GOAL OF THE EXERCISE: The entries shown below should be output exactly as they appear.

..............................

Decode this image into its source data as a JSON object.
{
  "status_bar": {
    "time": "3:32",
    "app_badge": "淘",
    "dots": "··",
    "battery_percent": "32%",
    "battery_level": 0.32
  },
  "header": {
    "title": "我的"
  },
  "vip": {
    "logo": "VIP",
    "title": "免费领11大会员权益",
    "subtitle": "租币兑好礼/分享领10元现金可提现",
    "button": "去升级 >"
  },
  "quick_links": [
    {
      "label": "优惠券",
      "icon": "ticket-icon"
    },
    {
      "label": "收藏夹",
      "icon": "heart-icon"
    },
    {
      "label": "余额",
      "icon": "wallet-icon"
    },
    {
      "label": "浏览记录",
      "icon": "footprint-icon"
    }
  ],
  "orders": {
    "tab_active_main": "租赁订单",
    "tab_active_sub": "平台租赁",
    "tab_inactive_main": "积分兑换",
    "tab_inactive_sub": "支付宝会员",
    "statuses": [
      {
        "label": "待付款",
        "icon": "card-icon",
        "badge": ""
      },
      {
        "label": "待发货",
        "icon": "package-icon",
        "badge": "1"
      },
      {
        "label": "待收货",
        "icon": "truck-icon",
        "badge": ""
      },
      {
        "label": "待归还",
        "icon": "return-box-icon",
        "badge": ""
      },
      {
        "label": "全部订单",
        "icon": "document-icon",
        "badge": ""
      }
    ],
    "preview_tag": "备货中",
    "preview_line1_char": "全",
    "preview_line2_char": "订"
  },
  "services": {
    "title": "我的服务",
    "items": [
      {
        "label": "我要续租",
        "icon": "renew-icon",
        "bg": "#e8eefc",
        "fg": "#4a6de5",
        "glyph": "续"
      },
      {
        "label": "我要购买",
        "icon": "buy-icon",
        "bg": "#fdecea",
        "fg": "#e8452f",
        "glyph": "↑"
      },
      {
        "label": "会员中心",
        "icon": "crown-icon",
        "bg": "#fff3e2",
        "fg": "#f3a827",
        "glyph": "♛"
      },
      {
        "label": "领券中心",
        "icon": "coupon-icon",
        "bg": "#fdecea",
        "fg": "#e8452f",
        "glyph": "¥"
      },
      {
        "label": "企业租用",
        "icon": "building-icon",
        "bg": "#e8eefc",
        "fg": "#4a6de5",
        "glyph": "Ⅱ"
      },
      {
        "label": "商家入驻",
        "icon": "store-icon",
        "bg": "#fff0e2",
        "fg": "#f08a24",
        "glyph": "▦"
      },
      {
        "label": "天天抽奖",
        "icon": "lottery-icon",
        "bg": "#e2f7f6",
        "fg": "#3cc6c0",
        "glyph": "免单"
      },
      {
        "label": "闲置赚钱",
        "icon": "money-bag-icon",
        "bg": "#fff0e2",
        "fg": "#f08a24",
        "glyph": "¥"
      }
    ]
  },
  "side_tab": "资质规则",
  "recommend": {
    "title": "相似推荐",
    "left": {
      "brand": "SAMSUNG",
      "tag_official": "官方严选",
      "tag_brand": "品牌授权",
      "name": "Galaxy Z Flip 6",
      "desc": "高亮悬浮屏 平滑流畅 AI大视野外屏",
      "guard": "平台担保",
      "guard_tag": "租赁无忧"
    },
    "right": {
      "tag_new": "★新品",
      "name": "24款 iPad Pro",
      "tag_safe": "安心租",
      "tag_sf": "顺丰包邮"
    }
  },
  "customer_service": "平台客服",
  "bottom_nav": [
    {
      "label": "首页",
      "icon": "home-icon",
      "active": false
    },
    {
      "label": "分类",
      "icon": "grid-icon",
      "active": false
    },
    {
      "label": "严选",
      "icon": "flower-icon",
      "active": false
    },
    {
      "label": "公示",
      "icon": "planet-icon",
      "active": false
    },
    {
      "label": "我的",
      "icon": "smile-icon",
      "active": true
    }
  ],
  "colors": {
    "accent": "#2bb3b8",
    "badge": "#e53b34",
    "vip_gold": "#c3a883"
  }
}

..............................

SOLVED EXERCISE:
Decode this image into its source data as a JSON object.
{
  "status_bar": {
    "time": "3:32",
    "app_badge": "淘",
    "dots": "··",
    "battery_percent": "32%",
    "battery_level": 0.32
  },
  "header": {
    "title": "我的"
  },
  "vip": {
    "logo": "VIP",
    "title": "免费领11大会员权益",
    "subtitle": "租币兑好礼/分享领10元现金可提现",
    "button": "去升级 >"
  },
  "quick_links": [
    {
      "label": "优惠券",
      "icon": "ticket-icon"
    },
    {
      "label": "收藏夹",
      "icon": "heart-icon"
    },
    {
      "label": "余额",
      "icon": "wallet-icon"
    },
    {
      "label": "浏览记录",
      "icon": "footprint-icon"
    }
  ],
  "orders": {
    "tab_active_main": "租赁订单",
    "tab_active_sub": "平台租赁",
    "tab_inactive_main": "积分兑换",
    "tab_inactive_sub": "支付宝会员",
    "statuses": [
      {
        "label": "待付款",
        "icon": "card-icon",
        "badge": ""
      },
      {
        "label": "待发货",
        "icon": "package-icon",
        "badge": "1"
      },
      {
        "label": "待收货",
        "icon": "truck-icon",
        "badge": ""
      },
      {
        "label": "待归还",
        "icon": "return-box-icon",
        "badge": ""
      },
      {
        "label": "全部订单",
        "icon": "document-icon",
        "badge": ""
      }
    ],
    "preview_tag": "备货中",
    "preview_line1_char": "全",
    "preview_line2_char": "订"
  },
  "services": {
    "title": "我的服务",
    "items": [
      {
        "label": "我要续租",
        "icon": "renew-icon",
        "bg": "#e8eefc",
        "fg": "#4a6de5",
        "glyph": "续"
      },
      {
        "label": "我要购买",
        "icon": "buy-icon",
        "bg": "#fdecea",
        "fg": "#e8452f",
        "glyph": "↑"
      },
      {
        "label": "会员中心",
        "icon": "crown-icon",
        "bg": "#fff3e2",
        "fg": "#f3a827",
        "glyph": "♛"
      },
      {
        "label": "领券中心",
        "icon": "coupon-icon",
        "bg": "#fdecea",
        "fg": "#e8452f",
        "glyph": "¥"
      },
      {
        "label": "企业租用",
        "icon": "building-icon",
        "bg": "#e8eefc",
        "fg": "#4a6de5",
        "glyph": "Ⅱ"
      },
      {
        "label": "商家入驻",
        "icon": "store-icon",
        "bg": "#fff0e2",
        "fg": "#f08a24",
        "glyph": "▦"
      },
      {
        "label": "天天抽奖",
        "icon": "lottery-icon",
        "bg": "#e2f7f6",
        "fg": "#3cc6c0",
        "glyph": "免单"
      },
      {
        "label": "闲置赚钱",
        "icon": "money-bag-icon",
        "bg": "#fff0e2",
        "fg": "#f08a24",
        "glyph": "¥"
      }
    ]
  },
  "side_tab": "资质规则",
  "recommend": {
    "title": "相似推荐",
    "left": {
      "brand": "SAMSUNG",
      "tag_official": "官方严选",
      "tag_brand": "品牌授权",
      "name": "Galaxy Z Flip 6",
      "desc": "高亮悬浮屏 平滑流畅 AI大视野外屏",
      "guard": "平台担保",
      "guard_tag": "租赁无忧"
    },
    "right": {
      "tag_new": "★新品",
      "name": "24款 iPad Pro",
      "tag_safe": "安心租",
      "tag_sf": "顺丰包邮"
    }
  },
  "customer_service": "平台客服",
  "bottom_nav": [
    {
      "label": "首页",
      "icon": "home-icon",
      "active": false
    },
    {
      "label": "分类",
      "icon": "grid-icon",
      "active": false
    },
    {
      "label": "严选",
      "icon": "flower-icon",
      "active": false
    },
    {
      "label": "公示",
      "icon": "planet-icon",
      "active": false
    },
    {
      "label": "我的",
      "icon": "smile-icon",
      "active": true
    }
  ],
  "colors": {
    "accent": "#2bb3b8",
    "badge": "#e53b34",
    "vip_gold": "#c3a883"
  }
}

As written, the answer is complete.